Emily Dickinson, who, according to the introduction, “lived on her father’s small farm — a fourteen-acre property with a barn, extensive perennial gardens, an orchard, vegetable garden, fields, and woods” certainly knew her birds.  Two lines of her eight-line poem about the Blue Jay stand out as a perfectly apt description:

Sitting in a Bough like a Brigadier
Confident and straight —

Even more impressive is her ability to capture not only the physical presence and character of a bird but also the impression a species makes upon humanity.  Here, in full, is her poem about the (Eastern) Phoebe.

I was a Phoebe — nothing more —
A Phoebe — nothing less —
The little note that others dropt
I fitted into place —

I dwelt too low that any seek —
Too shy, that any blame —
A Phoebe makes a little print
Upon the Floors of Fame

The unassuming plumage and simple song of the phoebe ensure that it does not stand out, that it “makes a little print.”  It would be wonderful to capture the character of a bird in a blog post as well as Dickinson does in eight short lines.
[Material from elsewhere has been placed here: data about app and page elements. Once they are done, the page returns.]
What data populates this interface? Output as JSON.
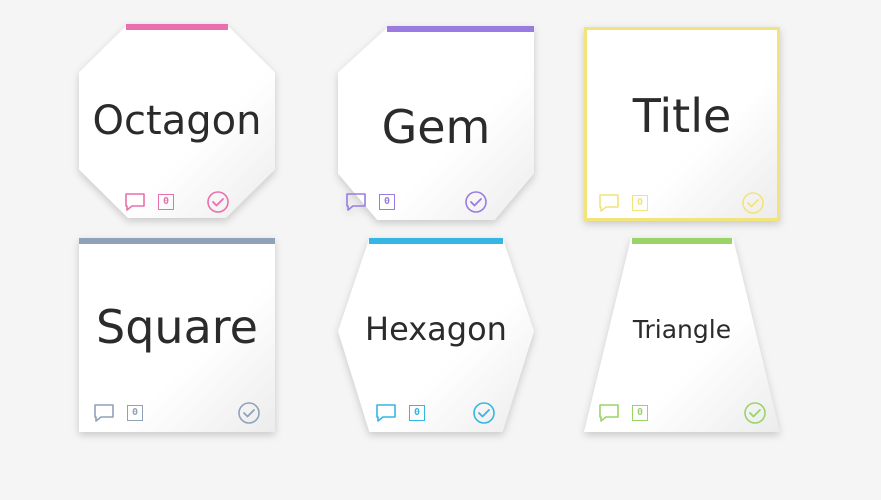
{
  "cards": [
    {
      "title": "Octagon",
      "shape": "octagon",
      "accent": "#ea6fae",
      "comment_count": "0",
      "icons": [
        "comment-icon",
        "count-badge",
        "check-circle-icon"
      ]
    },
    {
      "title": "Gem",
      "shape": "gem",
      "accent": "#9a7be0",
      "comment_count": "0",
      "icons": [
        "comment-icon",
        "count-badge",
        "check-circle-icon"
      ]
    },
    {
      "title": "Title",
      "shape": "square-bordered",
      "accent": "#f2e37a",
      "comment_count": "0",
      "icons": [
        "comment-icon",
        "count-badge",
        "check-circle-icon"
      ]
    },
    {
      "title": "Square",
      "shape": "square",
      "accent": "#8fa2b8",
      "comment_count": "0",
      "icons": [
        "comment-icon",
        "count-badge",
        "check-circle-icon"
      ]
    },
    {
      "title": "Hexagon",
      "shape": "hexagon",
      "accent": "#35b6e3",
      "comment_count": "0",
      "icons": [
        "comment-icon",
        "count-badge",
        "check-circle-icon"
      ]
    },
    {
      "title": "Triangle",
      "shape": "triangle",
      "accent": "#9ad469",
      "comment_count": "0",
      "icons": [
        "comment-icon",
        "count-badge",
        "check-circle-icon"
      ]
    }
  ]
}
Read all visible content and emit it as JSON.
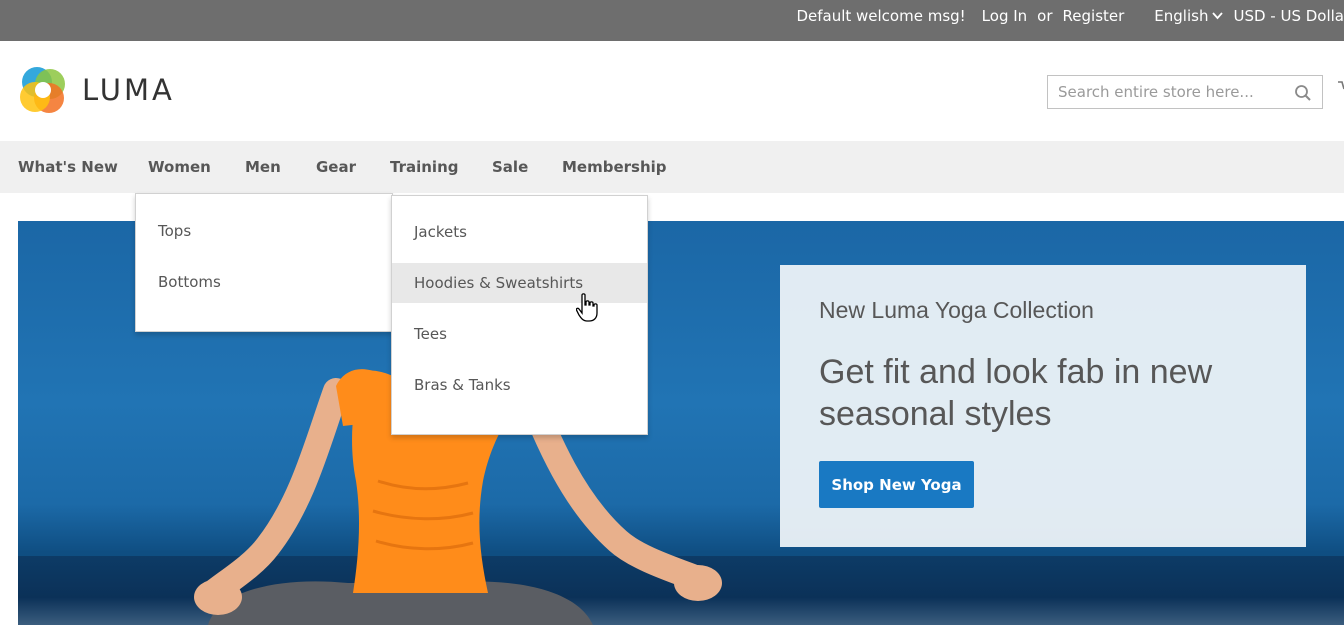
{
  "topbar": {
    "welcome": "Default welcome msg!",
    "login": "Log In",
    "or": "or",
    "register": "Register",
    "language": "English",
    "currency": "USD - US Dolla"
  },
  "header": {
    "logo_text": "LUMA",
    "search_placeholder": "Search entire store here..."
  },
  "nav": {
    "items": [
      "What's New",
      "Women",
      "Men",
      "Gear",
      "Training",
      "Sale",
      "Membership"
    ]
  },
  "women_menu": {
    "categories": [
      "Tops",
      "Bottoms"
    ],
    "tops_subcategories": [
      "Jackets",
      "Hoodies & Sweatshirts",
      "Tees",
      "Bras & Tanks"
    ],
    "hovered": "Hoodies & Sweatshirts"
  },
  "promo": {
    "subtitle": "New Luma Yoga Collection",
    "headline": "Get fit and look fab in new seasonal styles",
    "button_label": "Shop New Yoga"
  },
  "colors": {
    "topbar_bg": "#6e6e6e",
    "nav_bg": "#f0f0f0",
    "accent_blue": "#1979c3",
    "shirt_orange": "#ff8c1a"
  }
}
Perhaps my favorite aspect of Dickinson’s bird poetry, however, is her ability to convey, in words, the essential quality of a bird’s song.  And she does it best in her poem about a Song Sparrow at a cemetery.

A train went through a burial gate,
A bird broke forth and sang,
And trilled, and quivered, and shook his throat
Till all the churchyard rang;
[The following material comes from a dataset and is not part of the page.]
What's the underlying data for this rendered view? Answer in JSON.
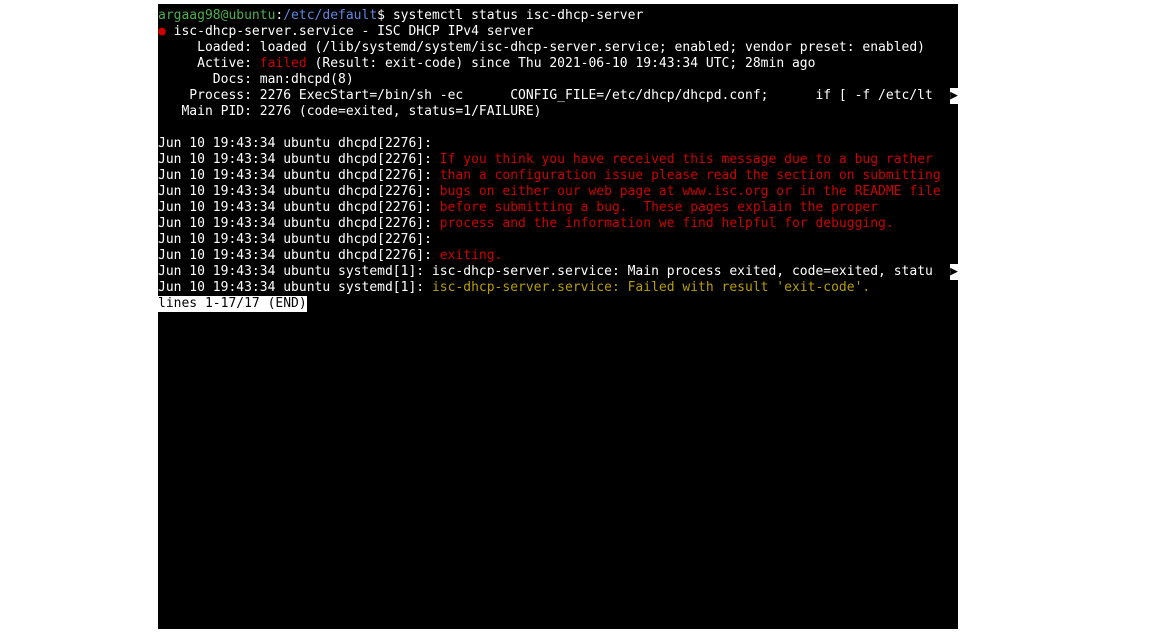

And then adjusted his little notes,
And bowed and sang again
Doubtless, he thought it meet of him
To say good-by to men.

You won’t find a better description of a Song Sparrow‘s song anywhere.  Not in field guides, not in birding magazines, not in the bird blog-o-sphere.  First off, to say the bird “trilled, and quivered” captures almost exactly how the song sounds but using “shook his throat” is a stroke of genius not only because the image it forms is so clear but because the song of the Song Sparrow often sounds as if the bird is doing something mechanical to get the trémulo going.  Then, in the second stanza, she describes how the bird “adjusted his little notes.”  If you’ve listened to a Song Sparrow sing before you have noticed that each time it sings the song is slightly different in the detail while still being easily recognizable as the song of the Song Sparrow.  So, once again, Dickinson nailed the description and with many less words than it would take me.

Dickinson is so good at representing birds in her poems that she must have been a birder.  She knew the birds’ appearances, voices, and habits better than many birders I have met.  But the true evidence of her being a birder can be found, not in a poem describing a species, but in a poem about the seasons, specifically the stanza about spring.

I suppose the time will come
Aid it in the coming
When the Bird will crowd the Tree
And the Bee be booming.

She could not wait for the birds to be back on spring migration!  Emily Dickinson, in addition to being an amazing poet, is a birder and we should claim her as one of the tribe.

Go out and claim your copy of A Spicing of Birds.  It is well worth the price and I highly recommend it (I even bought a copy for my mother for Christmas!).

*Full disclosure:  The only thing I received was a copy of the book to be reviewed from Wesleyan University Press.  My attempts to get a free trip to a tropical paradise were rebuffed, as they always are.

Written by Corey
Corey is a New Yorker who lived most of his life in upstate New York but has lived in Queens since 2008. He's only been birding since 2005 but has garnered a respectable life list by birding whenever he wasn't working as a union representative or spending time with his family. He lives in Forest Hills with Daisy and Desmond Shearwater. His bird photographs have appeared on the Today Show, in Birding, Living Bird Magazine, Bird Watcher's Digest, and many other fine publications. He is also the author of the American Birding Association Field Guide to the Birds of New York.